If you have been diagnosed with prostate cancer, let me first say that I’m sorry to hear that. Although I cannot take your diagnosis away, I hope I can ease your suffering by giving you the best treatment possible.
If your cancer is confined to the prostate and hasn’t spread, removal of the prostate using the robot (robotic prostatectomy) may be the best option for you. If I do your operation, your chance of being cancer-free afterwards is as good as with any of the world’s best surgeons. And definitely higher than the average UK surgeon. This is because prostate cancer surgery is complex and takes a lot of training and experience to get good at. Lots of surgeons in the UK do the operation, but only a few do it often enough to get the best results for their patients. It’s a bit like playing golf. Just because you can hit the ball doesn’t make you good. It takes practice, training, and lots of hours spent on the course, driving range, and putting green to hit the ball well and get a single-digit handicap. The same is true of prostate cancer surgery. And having a robot is a bit like having the best golf clubs. The best equipment (robot) in inexperienced hands is no better than no robot in good hands. What you want is the best surgeon with the best equipment (robot).
You also need to know that prostate cancer surgery is a team sport. It takes an exceptional team of surgeons, assistants, anaesthetists, theatre staff, and other doctors that help plan the surgeries to get the job done to the highest standard.
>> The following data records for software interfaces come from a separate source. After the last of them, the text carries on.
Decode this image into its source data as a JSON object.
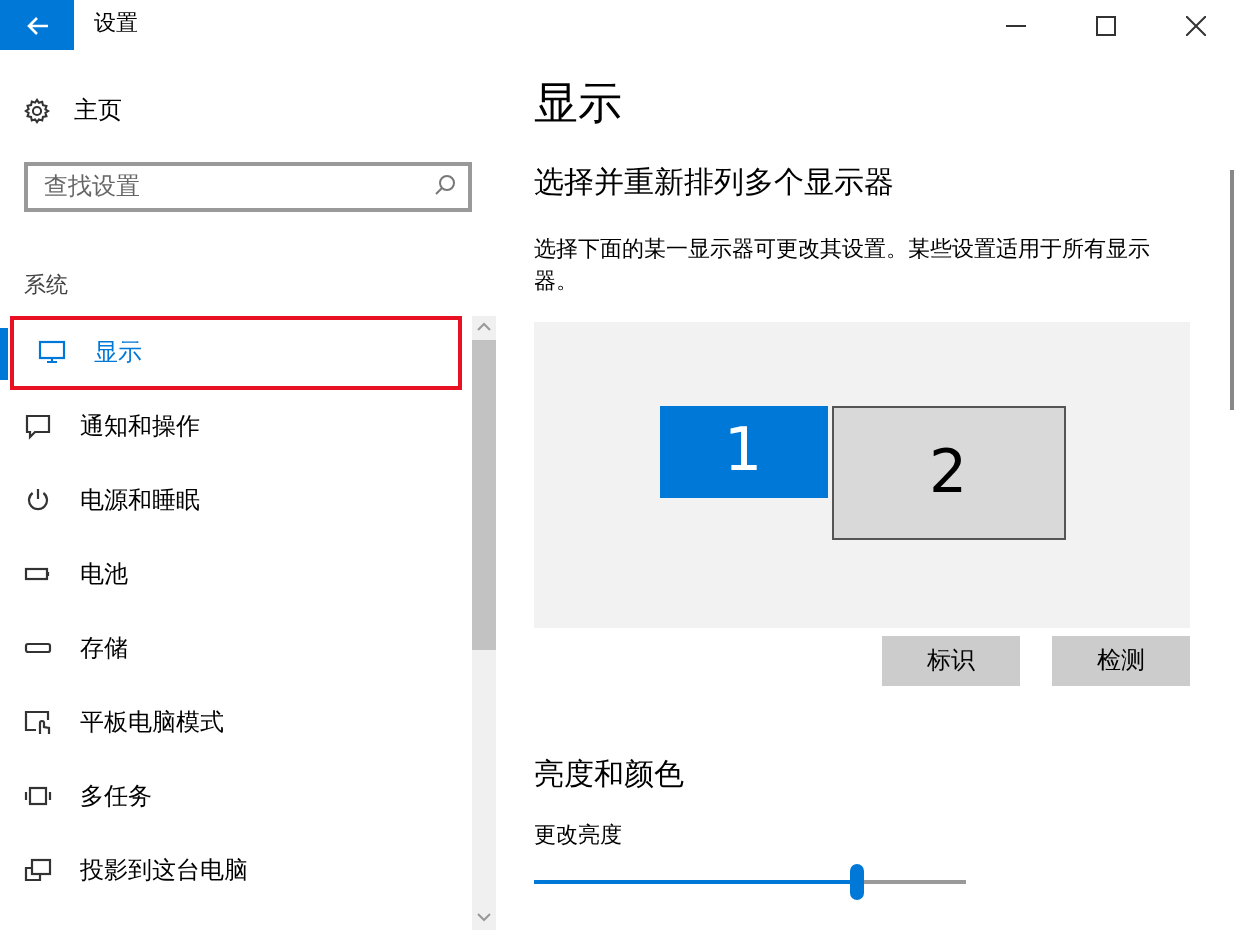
{
  "window": {
    "title": "设置"
  },
  "sidebar": {
    "home": "主页",
    "search": {
      "placeholder": "查找设置"
    },
    "section": "系统",
    "items": [
      {
        "label": "显示",
        "kind": "monitor",
        "selected": true
      },
      {
        "label": "通知和操作",
        "kind": "message",
        "selected": false
      },
      {
        "label": "电源和睡眠",
        "kind": "power",
        "selected": false
      },
      {
        "label": "电池",
        "kind": "battery",
        "selected": false
      },
      {
        "label": "存储",
        "kind": "storage",
        "selected": false
      },
      {
        "label": "平板电脑模式",
        "kind": "tablet",
        "selected": false
      },
      {
        "label": "多任务",
        "kind": "multitask",
        "selected": false
      },
      {
        "label": "投影到这台电脑",
        "kind": "project",
        "selected": false
      }
    ]
  },
  "main": {
    "title": "显示",
    "subtitle": "选择并重新排列多个显示器",
    "description": "选择下面的某一显示器可更改其设置。某些设置适用于所有显示器。",
    "monitors": [
      {
        "label": "1",
        "selected": true
      },
      {
        "label": "2",
        "selected": false
      }
    ],
    "buttons": [
      "标识",
      "检测"
    ],
    "brightness": {
      "heading": "亮度和颜色",
      "label": "更改亮度",
      "level": 0.745
    }
  }
}
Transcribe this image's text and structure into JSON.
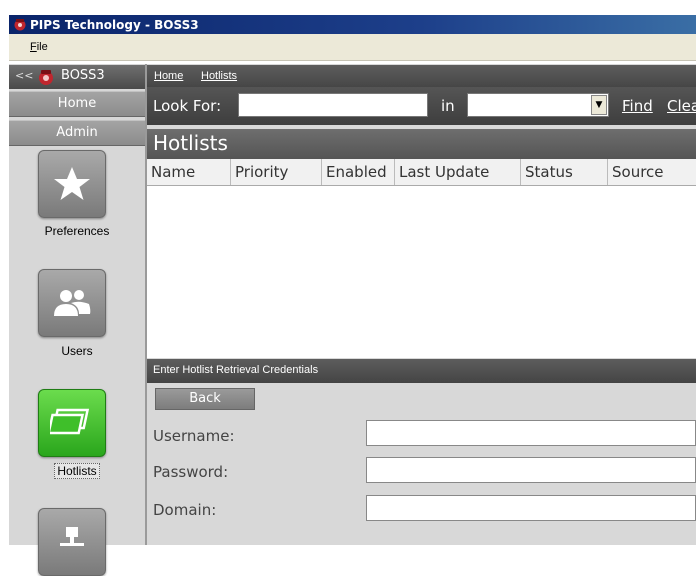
{
  "window": {
    "title": "PIPS Technology - BOSS3",
    "icon": "boss3-logo-icon"
  },
  "menubar": {
    "file_label": "File",
    "file_mnemonic": "F"
  },
  "sidebar": {
    "collapse_label": "<<",
    "title": "BOSS3",
    "home_label": "Home",
    "admin_label": "Admin",
    "items": [
      {
        "label": "Preferences",
        "icon": "star-icon",
        "active": false
      },
      {
        "label": "Users",
        "icon": "users-icon",
        "active": false
      },
      {
        "label": "Hotlists",
        "icon": "hotlists-icon",
        "active": true
      },
      {
        "label": "",
        "icon": "network-icon",
        "active": false
      }
    ]
  },
  "breadcrumb": {
    "items": [
      "Home",
      "Hotlists"
    ]
  },
  "search": {
    "look_for_label": "Look For:",
    "look_for_value": "",
    "in_label": "in",
    "in_selected": "",
    "find_label": "Find",
    "clear_label": "Clea"
  },
  "section": {
    "title": "Hotlists"
  },
  "table": {
    "columns": [
      "Name",
      "Priority",
      "Enabled",
      "Last Update",
      "Status",
      "Source"
    ],
    "rows": []
  },
  "credentials": {
    "header": "Enter Hotlist Retrieval Credentials",
    "back_label": "Back",
    "username_label": "Username:",
    "username_value": "",
    "password_label": "Password:",
    "password_value": "",
    "domain_label": "Domain:",
    "domain_value": ""
  },
  "colors": {
    "title_bar": "#0a246a",
    "active_tile": "#2aa61c",
    "inactive_tile": "#7a7a7a",
    "panel_header": "#4a4a4a"
  }
}
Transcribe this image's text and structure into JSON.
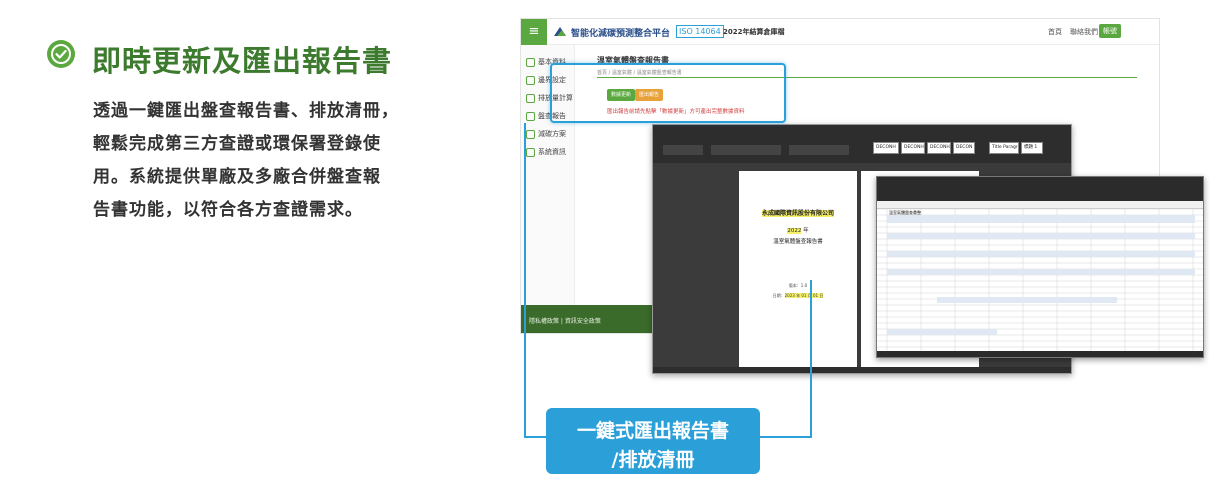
{
  "feature": {
    "title": "即時更新及匯出報告書",
    "description_lines": [
      "透過一鍵匯出盤查報告書、排放清冊，",
      "輕鬆完成第三方查證或環保署登錄使",
      "用。系統提供單廠及多廠合併盤查報",
      "告書功能，以符合各方查證需求。"
    ],
    "icon": "check-circle-icon"
  },
  "app": {
    "title": "智能化減碳預測整合平台",
    "iso_badge": "ISO 14064",
    "year_label": "2022年結算倉庫檔",
    "nav": {
      "home": "首頁",
      "contact": "聯絡我們",
      "account": "帳號"
    },
    "sidebar_items": [
      "基本資料",
      "邊界設定",
      "排放量計算",
      "盤查報告",
      "減碳方案",
      "系統資訊"
    ],
    "footer_text": "隱私權政策 | 資訊安全政策",
    "page_title": "溫室氣體盤查報告書",
    "breadcrumb": "首頁 / 溫室氣體 / 溫室氣體盤查報告書",
    "buttons": {
      "update": "數據更新",
      "export": "匯出報告"
    },
    "hint": "匯出報告前請先點擊「數據更新」方可產出完整數據資料"
  },
  "word_doc": {
    "style_boxes": [
      "DECONH",
      "DECONH",
      "DECONH",
      "DECON",
      "Title Paragraph",
      "標題 1"
    ],
    "company": "永成國際資訊股份有限公司",
    "year": "2022",
    "year_suffix": "年",
    "report_name": "溫室氣體盤查報告書",
    "version": "版本：1.0",
    "date_label": "日期：",
    "date_value": "2023 年 01 月 01 日"
  },
  "excel": {
    "sheet_title": "溫室氣體盤查彙整"
  },
  "callout": {
    "line1": "一鍵式匯出報告書",
    "line2": "/排放清冊"
  },
  "colors": {
    "brand_green": "#5aa83f",
    "title_green": "#3c7a2e",
    "callout_blue": "#2b9fd8",
    "export_orange": "#e8a23a"
  }
}
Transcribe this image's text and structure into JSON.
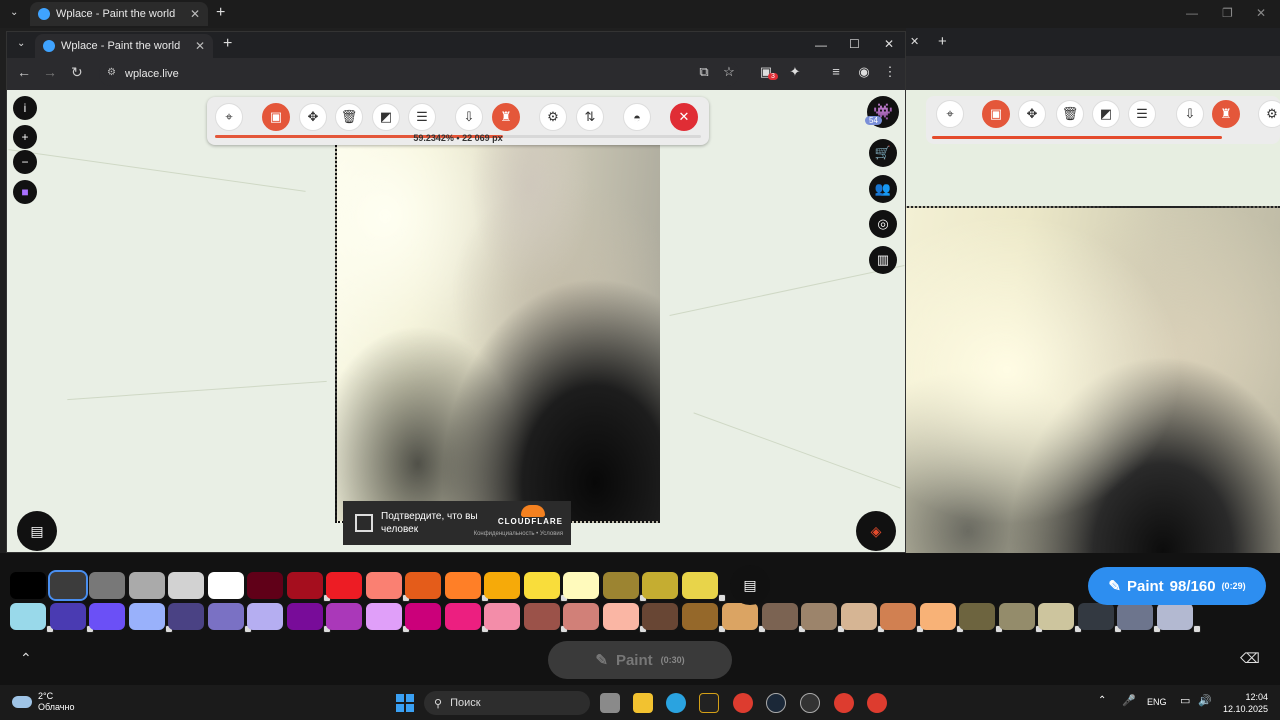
{
  "bg_window": {
    "tab_title": "Wplace - Paint the world",
    "toolbar_tools": [
      "crosshair",
      "image",
      "move",
      "trash",
      "resize",
      "layers",
      "export",
      "bot"
    ],
    "paint_label": "Paint",
    "paint_count": "98/160",
    "paint_timer": "(0:29)"
  },
  "fg_window": {
    "tab_title": "Wplace - Paint the world",
    "url": "wplace.live",
    "extensions_badge": "3",
    "toolbar": {
      "progress_percent": "59.2342%",
      "separator": "•",
      "pixels": "22 069 px",
      "progress_fraction": 0.592342
    },
    "avatar_badge": "54",
    "captcha": {
      "text": "Подтвердите, что вы человек",
      "brand": "CLOUDFLARE",
      "links": "Конфиденциальность • Условия"
    }
  },
  "paint_dim": {
    "label": "Paint",
    "timer": "(0:30)"
  },
  "palette_row1": [
    "#000000",
    "#3c3c3c",
    "#787878",
    "#aaaaaa",
    "#d2d2d2",
    "#ffffff",
    "#600018",
    "#a50e1e",
    "#ed1c24",
    "#fa8072",
    "#e45c1a",
    "#ff7f27",
    "#f6aa09",
    "#f9dd3b",
    "#fffabc",
    "#9c8431",
    "#c5ad31",
    "#e8d44a"
  ],
  "palette_row2": [
    "#99d9ea",
    "#4a3bb2",
    "#6b50f6",
    "#99b1fb",
    "#4a4284",
    "#7a71c4",
    "#b5aef1",
    "#780c99",
    "#aa38b9",
    "#e09ff9",
    "#cb007a",
    "#ec1f80",
    "#f38da9",
    "#9b5249",
    "#d18078",
    "#fab6a4",
    "#684634",
    "#95682a"
  ],
  "palette_row2_right": [
    "#dba463",
    "#7b6352",
    "#9c846b",
    "#d6b594",
    "#d18051",
    "#f8b277",
    "#6d643f",
    "#948c6b",
    "#cdc59e",
    "#333941",
    "#6d758d",
    "#b3b9d1"
  ],
  "taskbar": {
    "weather_temp": "2°C",
    "weather_desc": "Облачно",
    "search_placeholder": "Поиск",
    "language": "ENG",
    "time": "12:04",
    "date": "12.10.2025"
  },
  "colors": {
    "accent_red": "#e4573a",
    "paint_blue": "#2d8ef0",
    "close_red": "#e02d35"
  }
}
I only use the best staff in the best hospitals in London, and I plan each and every one of my surgeries with world-leading radiologists (MRI and X-ray experts). This gives me a road-map of your individual prostate anatomy and cancer size, shape and location. I can then determine whether to spare the nerves to improve your recovery of erections, or spare other structures close to the prostate to help you recover your urinary control as quickly as possible.
I also have considerable knowledge about non-surgical treatments for prostate cancer, having been a brachytherapy fellow for 3 years and having done focal therapies in my training. I understand about the different types of radiotherapy and if you need a radiotherapy opinion I know all the best people in that field to send you to.
I believe passionately than prevention is better than cure, and that early diagnosis saves lives. Therefore, if you have a relative with prostate cancer I’d be happy to see you. Did you know that prostate cancer is common in men whose female relatives have had breast or ovarian cancer? The simple blood test (PSA) gets a bad press, but actually it’s very useful when performed more than once at different times. Getting a trend of how the PSA is changing gives a good indication as to whether you are likely to have significant prostate cancer. So I use PSA a lot, both to monitor men at risk of prostate cancer, as well as to monitor the effects of treatment. For patients who need a prostate biopsy, I am an expert in using the best techniques to adequately sample the prostate to give you an accurate diagnosis of your cancer. I usually advise you to have this done while asleep under a short anaesthetic, but a few patients can have it done while awake if they prefer.
I am lucky to receive referrals from urologists, oncologists, GPs, and patients themselves from across the world, and I hope to have the opportunity to help you. If you are a man with prostate cancer, I want you to stay calm and just seek the best treatment. Try not to worry, just go and find a doctor you can trust to look after you and who will work tirelessly to give you the best possible results.